### Recorded data
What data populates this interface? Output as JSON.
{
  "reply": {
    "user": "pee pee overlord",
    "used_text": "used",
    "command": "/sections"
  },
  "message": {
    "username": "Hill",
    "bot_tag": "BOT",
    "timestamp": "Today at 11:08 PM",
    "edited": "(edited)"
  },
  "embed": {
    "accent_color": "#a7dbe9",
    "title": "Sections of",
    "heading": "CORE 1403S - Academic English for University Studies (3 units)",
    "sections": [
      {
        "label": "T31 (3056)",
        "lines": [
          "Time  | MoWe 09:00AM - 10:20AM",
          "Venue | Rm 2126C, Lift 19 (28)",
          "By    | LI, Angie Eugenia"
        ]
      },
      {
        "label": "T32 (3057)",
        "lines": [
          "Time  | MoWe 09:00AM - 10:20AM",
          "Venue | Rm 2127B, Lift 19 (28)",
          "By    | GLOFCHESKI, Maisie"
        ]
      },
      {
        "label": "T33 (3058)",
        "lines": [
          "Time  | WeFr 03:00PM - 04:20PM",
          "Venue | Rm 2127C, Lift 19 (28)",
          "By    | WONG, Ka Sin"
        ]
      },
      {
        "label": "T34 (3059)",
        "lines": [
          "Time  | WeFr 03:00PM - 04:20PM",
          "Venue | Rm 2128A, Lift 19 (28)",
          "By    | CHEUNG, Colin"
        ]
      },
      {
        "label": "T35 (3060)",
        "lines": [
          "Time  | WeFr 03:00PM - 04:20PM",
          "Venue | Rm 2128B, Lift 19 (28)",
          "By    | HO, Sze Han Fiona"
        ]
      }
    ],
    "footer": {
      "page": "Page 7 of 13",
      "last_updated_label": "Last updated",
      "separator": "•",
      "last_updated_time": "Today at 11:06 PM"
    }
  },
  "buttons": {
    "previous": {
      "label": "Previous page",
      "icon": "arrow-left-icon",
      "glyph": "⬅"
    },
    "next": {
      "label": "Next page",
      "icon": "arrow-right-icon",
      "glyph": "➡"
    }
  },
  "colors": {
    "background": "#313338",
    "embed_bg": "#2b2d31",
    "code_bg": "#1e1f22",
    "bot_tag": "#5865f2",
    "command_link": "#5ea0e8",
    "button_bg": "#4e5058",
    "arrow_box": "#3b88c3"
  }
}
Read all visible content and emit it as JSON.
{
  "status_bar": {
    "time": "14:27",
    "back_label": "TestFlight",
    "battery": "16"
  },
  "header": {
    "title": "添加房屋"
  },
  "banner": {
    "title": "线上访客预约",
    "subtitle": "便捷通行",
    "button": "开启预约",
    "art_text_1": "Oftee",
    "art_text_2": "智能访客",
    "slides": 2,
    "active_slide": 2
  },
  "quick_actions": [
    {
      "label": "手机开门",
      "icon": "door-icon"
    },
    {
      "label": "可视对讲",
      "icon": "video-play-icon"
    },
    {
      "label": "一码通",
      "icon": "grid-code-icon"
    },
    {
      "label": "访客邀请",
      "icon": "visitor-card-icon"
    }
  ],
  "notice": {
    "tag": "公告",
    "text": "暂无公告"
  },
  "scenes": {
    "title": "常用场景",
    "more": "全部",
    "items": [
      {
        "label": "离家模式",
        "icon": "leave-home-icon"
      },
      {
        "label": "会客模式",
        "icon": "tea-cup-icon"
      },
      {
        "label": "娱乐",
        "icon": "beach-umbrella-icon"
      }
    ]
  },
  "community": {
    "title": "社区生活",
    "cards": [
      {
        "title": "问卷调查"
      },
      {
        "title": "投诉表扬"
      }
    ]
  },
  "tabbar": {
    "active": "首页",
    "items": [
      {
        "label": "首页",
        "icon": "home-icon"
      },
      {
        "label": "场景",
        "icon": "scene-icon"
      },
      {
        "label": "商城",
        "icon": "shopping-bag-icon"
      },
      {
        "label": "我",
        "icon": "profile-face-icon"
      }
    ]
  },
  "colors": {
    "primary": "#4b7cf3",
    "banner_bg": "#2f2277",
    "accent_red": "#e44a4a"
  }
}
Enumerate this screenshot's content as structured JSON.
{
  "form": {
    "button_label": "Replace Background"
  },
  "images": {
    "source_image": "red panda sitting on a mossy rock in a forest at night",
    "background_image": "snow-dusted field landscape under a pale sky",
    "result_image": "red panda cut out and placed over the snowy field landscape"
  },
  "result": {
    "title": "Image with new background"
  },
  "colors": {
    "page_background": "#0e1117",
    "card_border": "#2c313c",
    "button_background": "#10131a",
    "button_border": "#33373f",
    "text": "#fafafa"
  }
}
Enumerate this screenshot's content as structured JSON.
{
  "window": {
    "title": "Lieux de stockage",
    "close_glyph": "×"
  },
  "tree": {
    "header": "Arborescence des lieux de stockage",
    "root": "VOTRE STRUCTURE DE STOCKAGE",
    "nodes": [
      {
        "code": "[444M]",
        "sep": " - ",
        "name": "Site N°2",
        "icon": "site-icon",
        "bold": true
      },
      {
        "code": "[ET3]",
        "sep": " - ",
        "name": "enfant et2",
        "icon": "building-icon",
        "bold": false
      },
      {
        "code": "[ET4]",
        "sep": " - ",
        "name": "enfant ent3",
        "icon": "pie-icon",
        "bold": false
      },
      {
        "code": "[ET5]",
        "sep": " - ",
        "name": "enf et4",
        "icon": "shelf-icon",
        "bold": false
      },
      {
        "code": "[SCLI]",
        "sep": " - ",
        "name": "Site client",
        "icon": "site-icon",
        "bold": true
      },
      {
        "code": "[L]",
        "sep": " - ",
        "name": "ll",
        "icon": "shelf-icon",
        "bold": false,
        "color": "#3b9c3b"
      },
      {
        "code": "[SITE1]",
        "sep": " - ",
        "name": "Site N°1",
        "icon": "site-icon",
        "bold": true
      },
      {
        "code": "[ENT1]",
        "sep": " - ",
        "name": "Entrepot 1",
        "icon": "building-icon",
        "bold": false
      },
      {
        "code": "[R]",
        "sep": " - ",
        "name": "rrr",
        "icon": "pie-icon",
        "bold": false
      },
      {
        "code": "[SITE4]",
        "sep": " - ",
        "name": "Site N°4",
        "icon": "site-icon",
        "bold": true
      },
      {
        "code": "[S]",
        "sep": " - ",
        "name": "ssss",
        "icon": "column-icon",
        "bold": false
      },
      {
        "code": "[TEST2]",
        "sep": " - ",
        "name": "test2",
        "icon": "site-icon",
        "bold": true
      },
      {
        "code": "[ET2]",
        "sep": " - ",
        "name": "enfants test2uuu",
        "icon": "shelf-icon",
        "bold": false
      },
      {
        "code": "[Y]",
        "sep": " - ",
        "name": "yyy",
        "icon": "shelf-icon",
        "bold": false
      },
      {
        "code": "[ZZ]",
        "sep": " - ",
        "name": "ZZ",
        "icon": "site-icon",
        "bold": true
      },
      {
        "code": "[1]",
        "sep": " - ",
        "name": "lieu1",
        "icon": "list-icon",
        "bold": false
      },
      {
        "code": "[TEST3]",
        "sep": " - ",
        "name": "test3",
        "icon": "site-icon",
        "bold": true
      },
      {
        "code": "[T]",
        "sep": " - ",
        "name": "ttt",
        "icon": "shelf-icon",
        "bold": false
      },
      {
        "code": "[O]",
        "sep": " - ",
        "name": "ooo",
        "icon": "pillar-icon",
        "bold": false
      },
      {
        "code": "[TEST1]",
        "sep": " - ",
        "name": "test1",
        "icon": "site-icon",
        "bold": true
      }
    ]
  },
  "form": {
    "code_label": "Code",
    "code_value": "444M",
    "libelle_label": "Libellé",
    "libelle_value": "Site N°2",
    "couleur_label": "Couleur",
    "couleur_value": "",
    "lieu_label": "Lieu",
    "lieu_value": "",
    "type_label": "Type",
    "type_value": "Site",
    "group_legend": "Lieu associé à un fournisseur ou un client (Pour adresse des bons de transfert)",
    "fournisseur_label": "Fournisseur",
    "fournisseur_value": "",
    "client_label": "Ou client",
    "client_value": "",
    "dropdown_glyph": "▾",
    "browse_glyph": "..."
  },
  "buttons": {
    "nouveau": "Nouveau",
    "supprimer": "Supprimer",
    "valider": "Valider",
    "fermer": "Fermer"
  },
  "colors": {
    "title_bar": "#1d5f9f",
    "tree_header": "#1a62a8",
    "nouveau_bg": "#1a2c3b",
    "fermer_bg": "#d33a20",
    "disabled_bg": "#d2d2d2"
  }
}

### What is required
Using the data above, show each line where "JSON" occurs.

### Written solution
What data populates this interface? Output as JSON.
Read all visible content and emit it as JSON.
Enumerate this screenshot's content as structured JSON.
Enumerate this screenshot's content as structured JSON.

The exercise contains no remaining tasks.